Hospice care is holistic care for the dying. Medicare coverage of hospice care is available for beneficiaries who have been certified as terminally ill, for services that are “reasonable and necessary for the palliation or management of the terminal illness as well as related conditions.”
The Center’s comments focused on proposed quality measures and the forthcoming Hospice Compare website.
There are numerous ways to participate at no cost, and the goal is simple: "To inspire, educate & empower the public & providers about the importance of advance care planning."
“there is no working appeals process for Medicare hospice claims.”
Hospice care is compassionate end-of-life care that includes medical and supportive services intended to provide comfort to individuals who are terminally ill.
What is needed is for a hospice patient to be able to get an expedited (within 24 hours) review of a hospice refusal to provide necessary care.
As of October 1, 2014, the hospice election statement will indicate that the identified attending physician has been chosen by the patient or the authorized representative.
As of July 18, 2014, Medicare beneficiaries who elect the hospice benefit should encounter no coverage change for medications billed to their Medicare Part D Sponsor unless the medication is related to pain management, anti-nausea, laxatives, or anti-anxiety.
The Guidance requires Part D plans to initially deny payment for all prescribed medications for hospice patients. Hospice patients will then have to appeal the denials in order to get Part D payment for their medications.
Though the goal of the Medicare Care Choices Model – increased access to hospice care – is a good one, its design is flawed.

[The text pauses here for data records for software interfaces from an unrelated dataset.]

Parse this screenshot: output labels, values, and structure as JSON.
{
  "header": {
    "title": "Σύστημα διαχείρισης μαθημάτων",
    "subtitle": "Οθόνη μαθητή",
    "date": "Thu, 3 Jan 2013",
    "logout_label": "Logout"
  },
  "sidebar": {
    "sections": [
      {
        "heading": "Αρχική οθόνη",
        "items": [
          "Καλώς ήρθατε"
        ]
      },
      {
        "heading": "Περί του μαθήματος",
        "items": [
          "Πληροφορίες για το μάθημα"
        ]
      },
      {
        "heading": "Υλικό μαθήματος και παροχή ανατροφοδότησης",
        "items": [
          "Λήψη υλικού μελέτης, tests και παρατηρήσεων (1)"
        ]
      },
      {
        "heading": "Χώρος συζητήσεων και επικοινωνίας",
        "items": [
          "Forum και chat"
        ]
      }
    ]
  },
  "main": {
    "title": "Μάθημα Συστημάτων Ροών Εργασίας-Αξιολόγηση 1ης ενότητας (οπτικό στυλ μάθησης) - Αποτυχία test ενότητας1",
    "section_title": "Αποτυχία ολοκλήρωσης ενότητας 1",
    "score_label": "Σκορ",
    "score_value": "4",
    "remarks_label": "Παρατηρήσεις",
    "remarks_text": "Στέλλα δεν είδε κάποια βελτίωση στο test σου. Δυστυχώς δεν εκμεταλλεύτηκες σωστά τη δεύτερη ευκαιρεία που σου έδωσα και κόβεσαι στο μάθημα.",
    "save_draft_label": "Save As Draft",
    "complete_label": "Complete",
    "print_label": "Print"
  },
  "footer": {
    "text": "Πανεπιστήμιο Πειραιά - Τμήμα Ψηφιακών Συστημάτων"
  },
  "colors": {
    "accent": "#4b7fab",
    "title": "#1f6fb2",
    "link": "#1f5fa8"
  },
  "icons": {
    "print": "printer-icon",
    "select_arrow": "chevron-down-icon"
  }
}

Medications that should be covered by the Medicare Hospice Benefit are sometimes paid for by the insurance companies that administer Medicare Part D plans. To prevent this from happening, effective May 1, 2014, all prescribed medications for hospice patients billed to Medicare Part D will initially be denied coverage.